Most children find dealing with changes very difficult. So, when couples in Massachusetts make the decision to divorce, telling their children must be done in a way that is not only age-appropriate, but which is in keeping with their best interests, including their emotional well-being. Children younger than three years of age may not understand what’s happening, but older kids will recognize and understand the changes that are happening.
Psychologists say that children around the age of 10 or 11 seem to have the most difficulty after being told their parents are divorcing. By this age, a child can reason and usually understands what a divorce may mean in terms of a shifting family dynamic, especially since children of this age tend to be more egocentric. Although negative emotions associated with a divorce are common for children, parents need to be mindful when these start to pose a problem.
Routines should be kept as consistent as possible for children and if there are signs that a child is having difficulty coping, parents might wish to think about enlisting the help of a family therapist. Remind children that what is happening is not their fault and they are loved and supported by both parents. Most children will generally ask for help when they need it, but it is a parent’s responsibility to provide that help when they believe it’s necessary.

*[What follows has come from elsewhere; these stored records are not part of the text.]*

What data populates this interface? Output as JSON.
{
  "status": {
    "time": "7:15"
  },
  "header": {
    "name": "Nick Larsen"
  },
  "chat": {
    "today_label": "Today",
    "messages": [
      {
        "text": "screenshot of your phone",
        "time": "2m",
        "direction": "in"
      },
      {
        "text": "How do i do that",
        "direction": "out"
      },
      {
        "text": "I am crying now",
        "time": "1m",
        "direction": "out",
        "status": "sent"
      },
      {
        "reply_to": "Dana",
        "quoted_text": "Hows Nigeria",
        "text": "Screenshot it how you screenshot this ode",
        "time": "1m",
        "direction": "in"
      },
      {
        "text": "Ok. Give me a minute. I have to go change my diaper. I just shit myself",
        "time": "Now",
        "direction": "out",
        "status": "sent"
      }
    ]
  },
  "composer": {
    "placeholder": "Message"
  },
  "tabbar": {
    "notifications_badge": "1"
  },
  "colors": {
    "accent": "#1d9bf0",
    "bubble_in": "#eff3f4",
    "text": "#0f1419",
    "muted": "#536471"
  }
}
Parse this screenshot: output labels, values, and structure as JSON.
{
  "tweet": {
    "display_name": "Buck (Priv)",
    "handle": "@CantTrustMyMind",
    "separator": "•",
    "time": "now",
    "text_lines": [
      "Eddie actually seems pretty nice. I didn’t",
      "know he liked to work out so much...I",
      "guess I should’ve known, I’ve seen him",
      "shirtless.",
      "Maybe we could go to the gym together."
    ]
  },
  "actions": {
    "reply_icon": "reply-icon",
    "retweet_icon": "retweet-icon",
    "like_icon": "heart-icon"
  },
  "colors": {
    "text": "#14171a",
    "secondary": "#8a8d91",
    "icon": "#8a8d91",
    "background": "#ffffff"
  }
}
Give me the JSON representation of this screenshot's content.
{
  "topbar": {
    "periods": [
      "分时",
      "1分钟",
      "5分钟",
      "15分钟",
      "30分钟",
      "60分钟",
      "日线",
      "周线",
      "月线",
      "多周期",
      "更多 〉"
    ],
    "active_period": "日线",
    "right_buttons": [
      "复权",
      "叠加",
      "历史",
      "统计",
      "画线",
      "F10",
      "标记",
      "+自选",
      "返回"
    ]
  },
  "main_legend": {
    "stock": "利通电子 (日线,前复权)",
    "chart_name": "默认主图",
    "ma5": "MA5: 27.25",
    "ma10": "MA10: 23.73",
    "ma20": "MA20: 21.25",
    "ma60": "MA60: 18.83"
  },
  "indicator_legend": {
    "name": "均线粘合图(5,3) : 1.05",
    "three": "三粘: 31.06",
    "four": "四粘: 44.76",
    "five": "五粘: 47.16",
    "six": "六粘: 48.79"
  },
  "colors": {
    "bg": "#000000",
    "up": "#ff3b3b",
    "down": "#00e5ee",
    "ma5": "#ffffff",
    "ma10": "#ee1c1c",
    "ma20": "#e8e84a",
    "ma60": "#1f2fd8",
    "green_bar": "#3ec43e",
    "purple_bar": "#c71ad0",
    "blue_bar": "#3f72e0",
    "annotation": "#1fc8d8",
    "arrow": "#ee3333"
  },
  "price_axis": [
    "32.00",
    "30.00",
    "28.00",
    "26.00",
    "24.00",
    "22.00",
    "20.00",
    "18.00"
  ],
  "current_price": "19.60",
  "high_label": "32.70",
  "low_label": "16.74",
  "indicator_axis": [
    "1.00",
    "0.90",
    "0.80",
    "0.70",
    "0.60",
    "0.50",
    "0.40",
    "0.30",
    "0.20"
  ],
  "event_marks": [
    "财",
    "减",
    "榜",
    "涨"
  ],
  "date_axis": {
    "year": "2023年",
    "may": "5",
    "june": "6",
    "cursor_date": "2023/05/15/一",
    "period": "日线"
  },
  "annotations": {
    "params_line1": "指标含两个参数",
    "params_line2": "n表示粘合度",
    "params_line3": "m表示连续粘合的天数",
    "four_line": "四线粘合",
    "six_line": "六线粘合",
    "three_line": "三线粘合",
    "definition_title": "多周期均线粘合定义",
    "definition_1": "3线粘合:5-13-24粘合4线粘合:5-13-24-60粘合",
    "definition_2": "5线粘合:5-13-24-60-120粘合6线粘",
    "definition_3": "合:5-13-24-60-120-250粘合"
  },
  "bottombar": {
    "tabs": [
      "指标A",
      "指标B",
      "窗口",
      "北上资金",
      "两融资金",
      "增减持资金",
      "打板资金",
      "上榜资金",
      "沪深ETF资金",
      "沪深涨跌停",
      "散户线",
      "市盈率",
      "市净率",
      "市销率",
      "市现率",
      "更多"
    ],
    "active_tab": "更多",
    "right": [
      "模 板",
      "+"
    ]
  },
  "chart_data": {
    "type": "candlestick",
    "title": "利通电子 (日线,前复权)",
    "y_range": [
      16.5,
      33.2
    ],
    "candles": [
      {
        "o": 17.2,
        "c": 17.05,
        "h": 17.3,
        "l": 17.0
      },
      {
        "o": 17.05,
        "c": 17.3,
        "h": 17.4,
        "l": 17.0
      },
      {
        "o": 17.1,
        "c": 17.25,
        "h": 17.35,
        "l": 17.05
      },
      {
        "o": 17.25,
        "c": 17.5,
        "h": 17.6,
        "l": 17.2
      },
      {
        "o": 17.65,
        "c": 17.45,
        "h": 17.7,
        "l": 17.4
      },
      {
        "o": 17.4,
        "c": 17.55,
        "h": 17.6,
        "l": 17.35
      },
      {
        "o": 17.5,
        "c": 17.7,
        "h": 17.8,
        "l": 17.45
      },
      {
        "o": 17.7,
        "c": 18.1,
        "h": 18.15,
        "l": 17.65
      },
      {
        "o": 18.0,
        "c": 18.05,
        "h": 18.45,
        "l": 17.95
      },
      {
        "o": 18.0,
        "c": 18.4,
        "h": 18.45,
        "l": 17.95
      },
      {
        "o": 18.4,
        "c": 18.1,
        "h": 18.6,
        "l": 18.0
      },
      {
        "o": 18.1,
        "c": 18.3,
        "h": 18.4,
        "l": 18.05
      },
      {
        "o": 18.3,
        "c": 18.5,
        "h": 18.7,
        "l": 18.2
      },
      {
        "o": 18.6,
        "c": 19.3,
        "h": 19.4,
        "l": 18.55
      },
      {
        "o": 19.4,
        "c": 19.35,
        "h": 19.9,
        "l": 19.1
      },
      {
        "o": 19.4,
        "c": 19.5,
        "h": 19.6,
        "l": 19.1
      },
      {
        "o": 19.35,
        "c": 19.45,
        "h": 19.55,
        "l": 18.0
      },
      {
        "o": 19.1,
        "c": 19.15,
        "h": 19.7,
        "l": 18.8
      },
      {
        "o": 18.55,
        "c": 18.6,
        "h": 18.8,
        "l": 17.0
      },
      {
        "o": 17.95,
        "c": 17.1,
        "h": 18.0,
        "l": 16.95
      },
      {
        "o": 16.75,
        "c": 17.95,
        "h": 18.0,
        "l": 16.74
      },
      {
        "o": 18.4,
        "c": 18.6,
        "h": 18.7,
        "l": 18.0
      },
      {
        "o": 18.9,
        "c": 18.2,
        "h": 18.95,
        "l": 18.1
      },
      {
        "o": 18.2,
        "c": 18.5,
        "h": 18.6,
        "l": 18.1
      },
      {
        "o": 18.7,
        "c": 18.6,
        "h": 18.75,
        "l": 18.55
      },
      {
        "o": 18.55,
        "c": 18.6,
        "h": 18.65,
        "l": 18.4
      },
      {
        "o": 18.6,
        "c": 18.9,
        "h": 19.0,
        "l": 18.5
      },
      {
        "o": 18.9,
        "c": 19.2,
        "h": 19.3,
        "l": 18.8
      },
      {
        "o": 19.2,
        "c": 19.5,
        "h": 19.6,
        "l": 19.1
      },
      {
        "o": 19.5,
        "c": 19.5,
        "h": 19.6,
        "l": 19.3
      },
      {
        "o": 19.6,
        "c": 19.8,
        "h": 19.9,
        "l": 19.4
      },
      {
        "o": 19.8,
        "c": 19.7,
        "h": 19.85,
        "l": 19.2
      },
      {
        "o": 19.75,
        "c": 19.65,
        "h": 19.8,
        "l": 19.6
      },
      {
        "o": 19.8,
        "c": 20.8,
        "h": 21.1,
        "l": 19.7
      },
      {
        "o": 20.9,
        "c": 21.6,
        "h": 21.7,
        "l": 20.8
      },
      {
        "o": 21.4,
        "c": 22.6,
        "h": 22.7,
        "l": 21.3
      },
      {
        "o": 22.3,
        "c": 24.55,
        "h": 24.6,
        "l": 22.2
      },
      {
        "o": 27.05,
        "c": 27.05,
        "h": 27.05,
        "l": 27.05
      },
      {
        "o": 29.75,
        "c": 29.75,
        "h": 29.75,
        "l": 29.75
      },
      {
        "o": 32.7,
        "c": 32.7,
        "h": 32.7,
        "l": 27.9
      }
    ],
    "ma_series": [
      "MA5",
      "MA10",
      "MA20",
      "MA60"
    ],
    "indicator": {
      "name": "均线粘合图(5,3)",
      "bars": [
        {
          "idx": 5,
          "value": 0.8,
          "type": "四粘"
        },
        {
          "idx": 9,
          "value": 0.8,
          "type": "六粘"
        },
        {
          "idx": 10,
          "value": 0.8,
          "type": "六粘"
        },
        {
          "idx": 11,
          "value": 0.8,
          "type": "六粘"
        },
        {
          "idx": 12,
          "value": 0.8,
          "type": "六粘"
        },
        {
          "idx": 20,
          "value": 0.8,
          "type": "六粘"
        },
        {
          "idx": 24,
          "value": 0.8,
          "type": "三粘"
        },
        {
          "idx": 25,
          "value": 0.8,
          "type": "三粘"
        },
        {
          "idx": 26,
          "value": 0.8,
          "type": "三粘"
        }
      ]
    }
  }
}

A Massachusetts attorney may be able to help a client to make divorce easier for his or her children. A lawyer may be able to offer help by way of aiding in the writing of a co-parenting agreement, or acting as a mediator in certain situations. The bottom line is doing what is in the best interests of the children, even when it may be inconvenient or difficult.